• You have alerted other occupants and someone has called the fire department or 9-1-1;
• The fire is small and contained to a single object, such as a wastebasket;
• You are safe from the toxic smoke;
• You have a means of escape identified and the fire is not between you and the escape route. Leave the building following your fire escape plan and go to the agreed upon meeting place.
To operate a fire extinguisher, remember “PASS”:
• Pull the pin. Hold the extinguisher with the nozzle pointing away from you and release the locking mechanism.
• Aim low. Point the extinguisher at the base of the fire.
• Squeeze the lever slowly and evenly.
• Sweep the nozzle from side-to-side.
Fire extinguishers are one element of a fire response plan, but the primary element is safe escape. Every household should have a home fire escape plan and working smoke alarms.
Nurses Honored For Mumps Outbreak Response
On September 12, while the Monmouth County Health Department was still investigating 25 cases of mumps following an outbreak at D’Jais Bar & Grill in Belmar, the freeholders honored staff that assisted with patients, immunizations, inspections, and more. County staff also worked with area emergency departments and agencies and the State Department of Health in monitoring, investigation, and response to the mumps outbreak and getting vital information where it was needed.
On September 8, Health Department personnel immunized 32 D’Jais employees with the MMR (measles, mumps, and rubella) vaccine; three additional employees were immunized on September 11.
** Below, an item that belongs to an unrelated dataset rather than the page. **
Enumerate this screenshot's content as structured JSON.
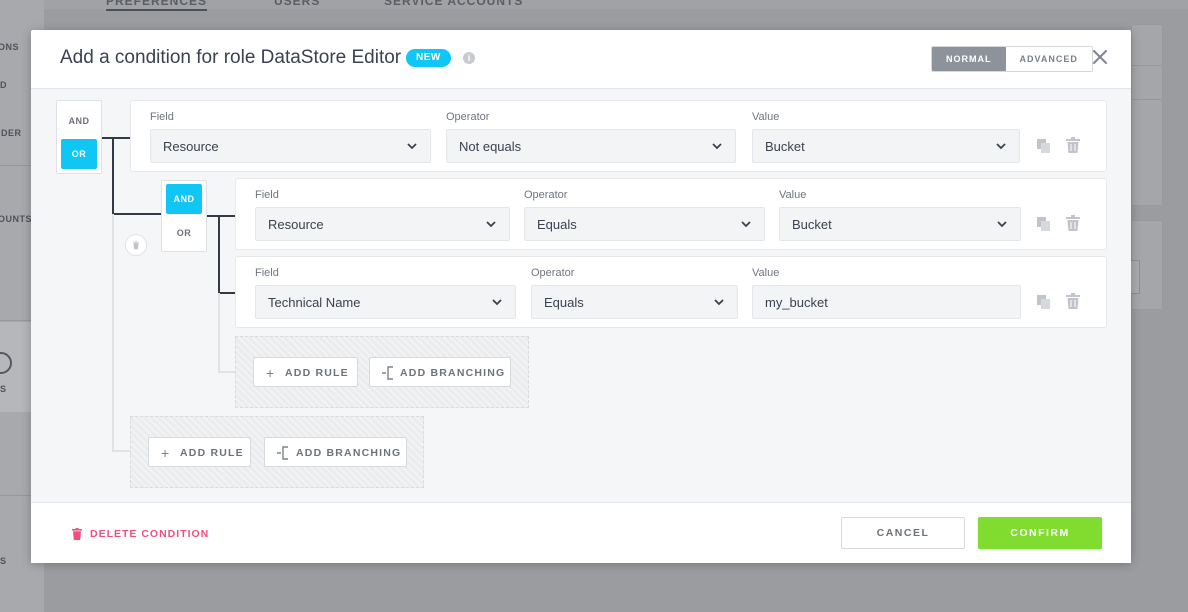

“Our Health Department goes above and beyond service,” Freeholder Curley said in presenting certificates to three of the attending nurses during the board’s afternoon workshop session. “You stepped up to the plate and attended to individuals with great care and consideration. You go into situations where the rest of us would take a step back.” Freeholder Director Thomas Arnone said that the nurses and Health Department staff, under the direction of County Public Health Coordinator Michael Meddis, “really quelled the situation down. The business owners were happy because they were able to reopen following cleaning and sanitization.”
The cases under investigation in Monmouth County dropped because the county’s Health Department only investigated cases involving its own residents. Other cases were investigated by the New Jersey Department of Health and other places of victims’ origins, including Florida. All of the Monmouth County cases under investigation were D’Jais patrons or employees. The Health Department reinspected D’Jais on September 13 and gave it a satisfactory rating. D’Jais had voluntarily closed its doors for about a week in response to the mumps outbreak.
Anyone experiencing swelling of salivary glands along with fever, headache, muscle aches, tiredness, and loss of appetite should seek medical attention immediately and call the county Health Department at (732) 431-7456. The national Centers of Disease Control and Prevention (CDC) reports that the mumps virus is spread by droplets of saliva or mucus from the mouth, nose, or throat of an infected person, usually when the person coughs, sneezes, or talks. Items used by an infected person, such as cups or cans, can also be contaminated with the virus, which may spread to others if those items are shared.
“Healthcare providers and public health officials should remain vigilant for patients presenting with an illness clinically compatible with mumps,” said Mr. Meddis. People who were vaccinated with two doses of the MMR vaccine, as an infant and again between the ages of four and six, are 90 percent less likely to contract mumps, according to the CDC. Most mumps transmissions likely occur before the salivary glands begin to swell and within five days after the swelling begins. The CDC recommends isolating mumps patients for five days after their glands begin to swell.